Policy Analysis

The PPP Concerto

By Ricardo Hausmann, on May 3, 2018

There are good reasons why privately financed infrastructure projects become significantly more expensive – and slower to complete – than planners anticipate. One solution is to bring in private financing only after a project is completed.

CAMBRIDGE – As an old tale has it, there once was a competition between two pianists. After listening to the first pianist, the jury awarded the prize to the second. There was no need to listen further, because who could possibly be worse?

The same logic may seem to apply to public-private partnerships (PPPs) to provide infrastructure such as roads, power, water, airports, or the development of major tourist areas. In fact, listening to both contestants, and assessing their strengths and weaknesses, is essential.

The first pianist is public provision, which faces two challenges: an incentive (or corruption) problem and a budget problem. The incentive problem stems from the fact that when governments procure a road project, the winning contractor may cut corners, because he gets to pocket the savings. He might even share those savings with the government officials supervising the contract. The budget problem stems from the fact that there is only so much that a government can safely borrow, because it will have to raise future taxes to repay the debt. As a consequence, many worthwhile projects must be postponed.

In comes the second pianist. Suppose the project is a highway structured as a toll road with a 20-year concession. This seems to solve both the incentive and budget problem. The contractor will be responsible for the increased maintenance cost if he cuts corners at the time of construction, presumably making him more likely to do high-quality work. He also would have an incentive to run an efficient operation, because he gets to keep the savings. In addition, because the project is financed by tolls, it need not be limited by fiscal constraints.
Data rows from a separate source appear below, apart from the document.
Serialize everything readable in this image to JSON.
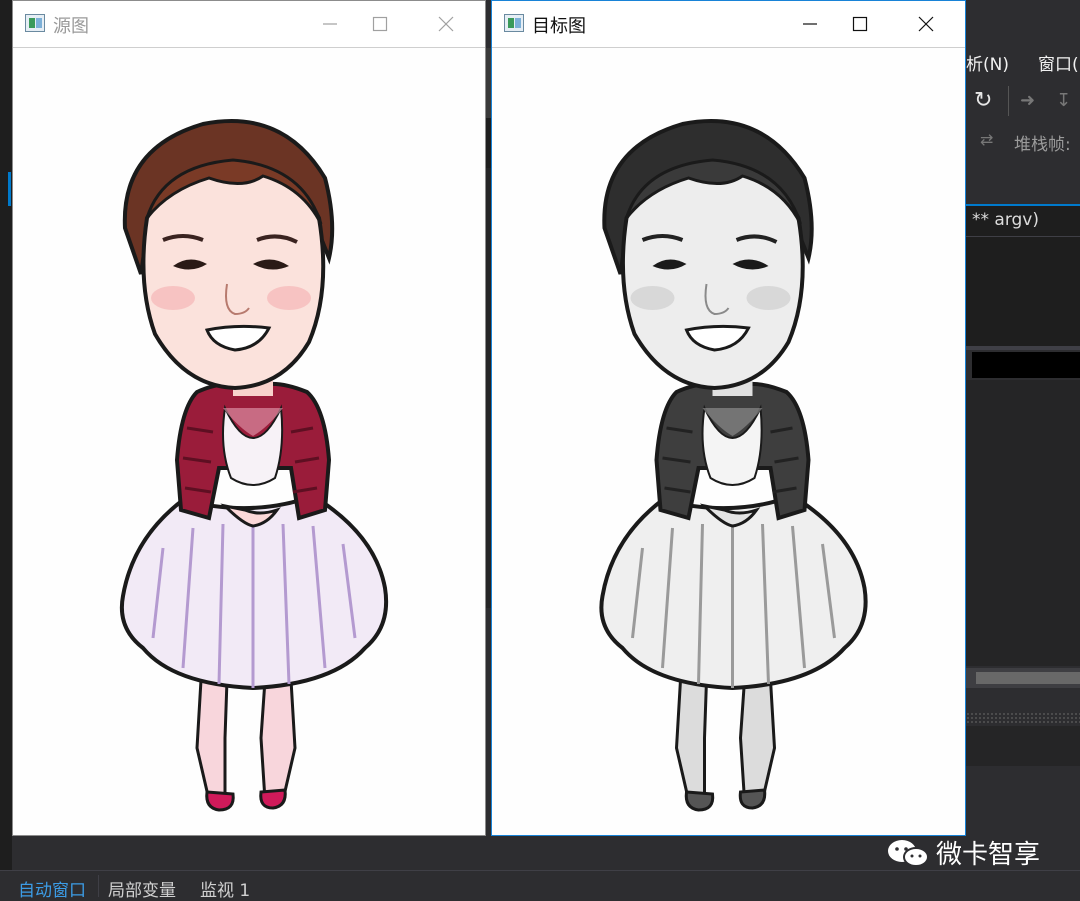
{
  "ide": {
    "menu_analyze": "析(N)",
    "menu_window": "窗口(",
    "stack_frame_label": "堆栈帧:",
    "code_fragment": "** argv)"
  },
  "windows": {
    "source": {
      "title": "源图",
      "image": "color cartoon caricature of a woman in red jacket and white tutu skirt"
    },
    "target": {
      "title": "目标图",
      "image": "grayscale version of the same cartoon caricature"
    }
  },
  "bottom_tabs": [
    {
      "label": "自动窗口",
      "active": true
    },
    {
      "label": "局部变量",
      "active": false
    },
    {
      "label": "监视 1",
      "active": false
    }
  ],
  "watermark": {
    "text": "微卡智享",
    "icon": "wechat-icon"
  },
  "colors": {
    "ide_bg": "#2d2d30",
    "active_tab": "#3c9ce6",
    "active_window_border": "#1883d7",
    "hair_src": "#6b3424",
    "jacket_src": "#9a1c3a",
    "skirt_src": "#f2eaf6",
    "shoes_src": "#d01a5a"
  }
}
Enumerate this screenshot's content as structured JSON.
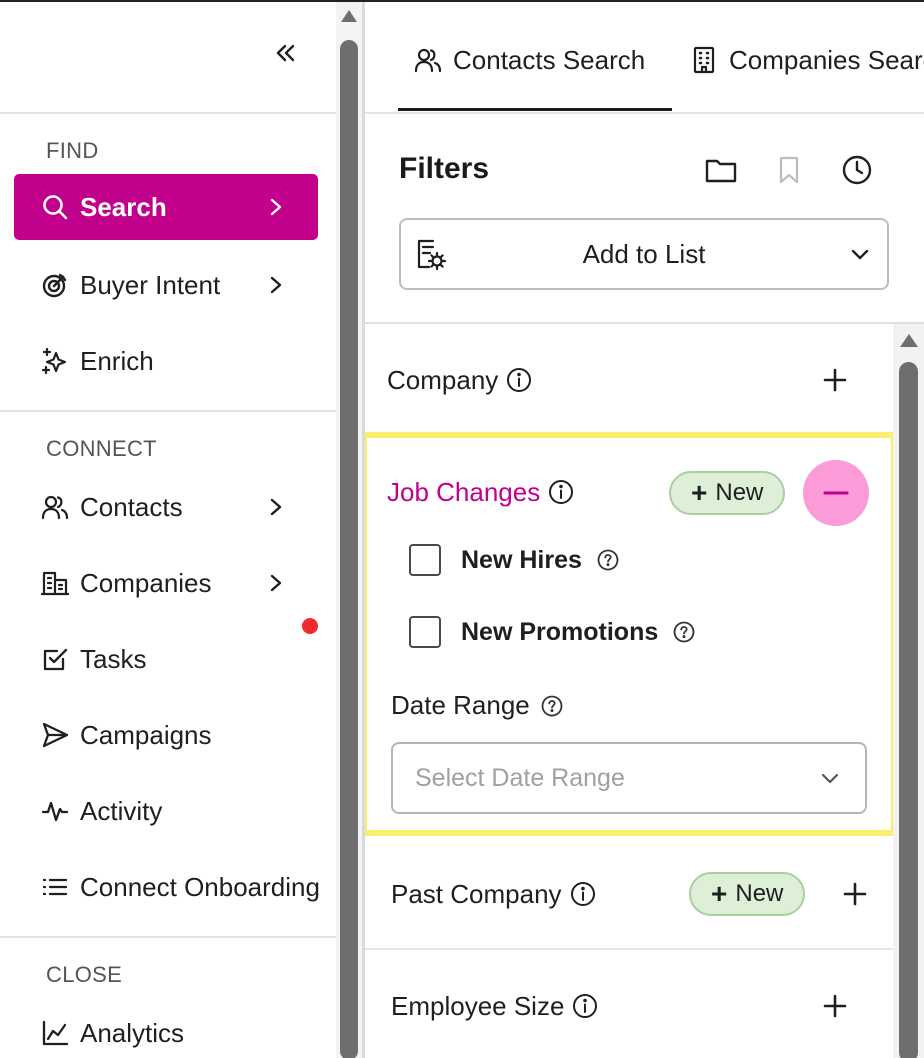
{
  "sidebar": {
    "collapse_icon": "double-chevron-left-icon",
    "sections": {
      "find": "FIND",
      "connect": "CONNECT",
      "close": "CLOSE"
    },
    "items": {
      "search": {
        "label": "Search",
        "icon": "search-icon",
        "active": true
      },
      "buyer_intent": {
        "label": "Buyer Intent",
        "icon": "target-icon"
      },
      "enrich": {
        "label": "Enrich",
        "icon": "sparkle-icon"
      },
      "contacts": {
        "label": "Contacts",
        "icon": "users-icon"
      },
      "companies": {
        "label": "Companies",
        "icon": "building-icon"
      },
      "tasks": {
        "label": "Tasks",
        "icon": "check-square-icon"
      },
      "campaigns": {
        "label": "Campaigns",
        "icon": "send-icon"
      },
      "activity": {
        "label": "Activity",
        "icon": "pulse-icon"
      },
      "connect_onboarding": {
        "label": "Connect Onboarding",
        "icon": "list-icon"
      },
      "analytics": {
        "label": "Analytics",
        "icon": "line-chart-icon"
      }
    },
    "notification_color": "#ef2b2b",
    "accent_color": "#c1008b"
  },
  "tabs": {
    "contacts": {
      "label": "Contacts Search",
      "icon": "users-icon",
      "active": true
    },
    "companies": {
      "label": "Companies Search",
      "icon": "building-icon"
    }
  },
  "filters": {
    "title": "Filters",
    "toolbar_icons": [
      "folder-icon",
      "bookmark-icon",
      "clock-icon"
    ],
    "list_select": {
      "label": "Add to List",
      "icon": "list-settings-icon"
    },
    "company": {
      "label": "Company"
    },
    "job_changes": {
      "label": "Job Changes",
      "new_label": "New",
      "options": {
        "new_hires": "New Hires",
        "new_promotions": "New Promotions"
      },
      "date_range_label": "Date Range",
      "date_range_placeholder": "Select Date Range"
    },
    "past_company": {
      "label": "Past Company",
      "new_label": "New"
    },
    "employee_size": {
      "label": "Employee Size"
    }
  }
}
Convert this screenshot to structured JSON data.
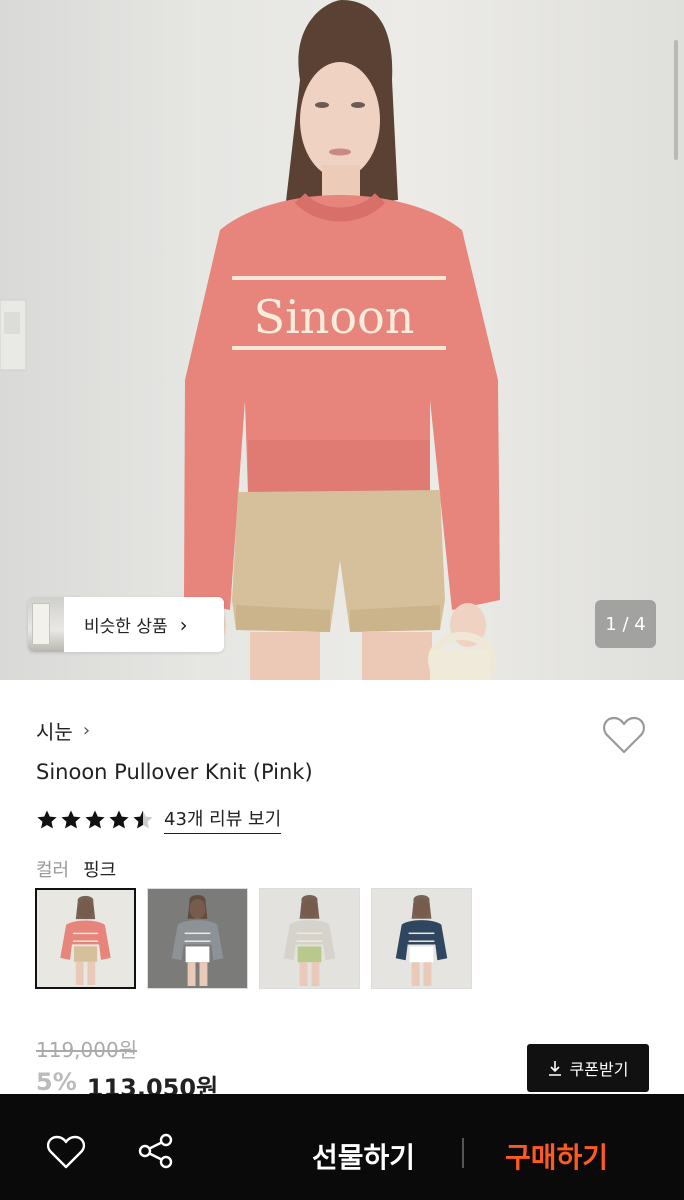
{
  "hero": {
    "logo_text": "Sinoon",
    "similar_label": "비슷한 상품",
    "counter": "1 / 4",
    "current_image": 1,
    "total_images": 4
  },
  "product": {
    "brand": "시눈",
    "title": "Sinoon Pullover Knit (Pink)",
    "rating": 4.5,
    "review_link": "43개 리뷰 보기",
    "color_label": "컬러",
    "color_value": "핑크",
    "swatch_colors": [
      "#e7847c",
      "#8d9297",
      "#d6d3cd",
      "#2f4660"
    ],
    "selected_swatch": 0
  },
  "price": {
    "original": "119,000원",
    "discount": "5%",
    "sale": "113,050원",
    "coupon_label": "쿠폰받기"
  },
  "bottom_bar": {
    "gift_label": "선물하기",
    "buy_label": "구매하기",
    "buy_color": "#ff5a1f"
  },
  "icons": [
    "heart-icon",
    "share-icon",
    "download-icon",
    "chevron-right-icon",
    "star-icon"
  ]
}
Liberating a project from budgetary and public debt constraints can work wonders. Some 73% of Liberia’s citizens have cell phones, but only 9.1% have electricity. This is because energy infrastructure is financed mainly with budgetary resources, whereas cellular telephony is provided privately. When projects are structured so that beneficiaries pay for them through service fees, markets can deliver them. When budgetary resources are needed, things move more slowly.

So it would seem that the second pianist wins. But life is more complicated than the story, owing to the problems that may arise over the course of a project.

The first challenge that a project must address is whether it is a good idea. Answering this question requires an appraisal or pre-investment process that can be very expensive, and the outcome may be no better than a good guess, leaving many uncertainties.

For example, in the early phase of a highway project, the geology relevant for road design and construction, the amount of future traffic, the environmental impact, and the public response are unknown or only partly known. Most developing countries I know spend too little money devising good projects. When the private sector does, transforming ideas into bankable projects is often very difficult because many difficult-to-coordinate public-sector decisions or actions are involved.

So, let’s assume that a toll road project is approved, a concession contract is prepared, and companies bid on it. The bidders need to plan for two phases: engineering, procurement, and construction (EPC), and a longer phase of operation when toll revenue is collected to recover incurred costs and expected returns.

There are plenty of uncertainties in both phases, but especially during EPC, which may last 3-7 years, depending on the project. Given the risks in this phase, capital markets demand that it be financed with more equity than debt and have an expected internal rate of return that often reaches 18% or higher. When construction is completed and the road put into operation, the lower risks and stable cash flows allow for more debt financing by a different set of more conservative investors, such as pension funds, which expect returns of 5-7%, allowing the initial investors to cash out.

So, the project involves quite sophisticated financial engineering. Almost always, such plans cannot be realized unless the government provides guarantees against geological or traffic risks. Negotiating such agreements often adds four years to the project – to get to the so-called financial closing – before any physical work is done. In addition, there are so many details to be negotiated and supervised that opportunities for malfeasance by government officials abound.

This means that neither the incentive/corruption problems nor the budget/public-debt problems that the second pianist was supposed to eliminate actually go away. It also means that there are good reasons why privately financed projects become significantly more expensive, given the higher cost of capital, and why completing them can be much, much slower. Moreover, the second pianist does not do away with the need for a capable and honest state, able to design and manage such complex projects. But this may not be the best way to deploy government capacity.

An alternative is to concentrate the role of the private sector in the latter phases of the project. The best option may be for the government to build the road and sell the concession for operation and maintenance. This allows the government to cash out and reinvest the resources in pre-investment and EPC, thus recycling scarce public capital more quickly while cutting out the most expensive and slowest parts of private involvement.1

For other projects, such as the development of major tourism areas, the government must incur significant pre-investment and public infrastructure costs if it is to make them bankable. Recovering these costs would require participating in the project or co-investing with the private sector through some financial vehicle that also manages the project on behalf of the government.

This requires institutional capabilities that many countries do not have and that the development community has not fostered. But these capabilities could make a very large difference. That is why Albania’s government, with the help of Harvard’s Center for International Development (which I direct), is planning to create the necessary investment vehicle. Given the stakes, the many challenges and difficulties ahead will be worth it. As the pianists would say: Stay tuned!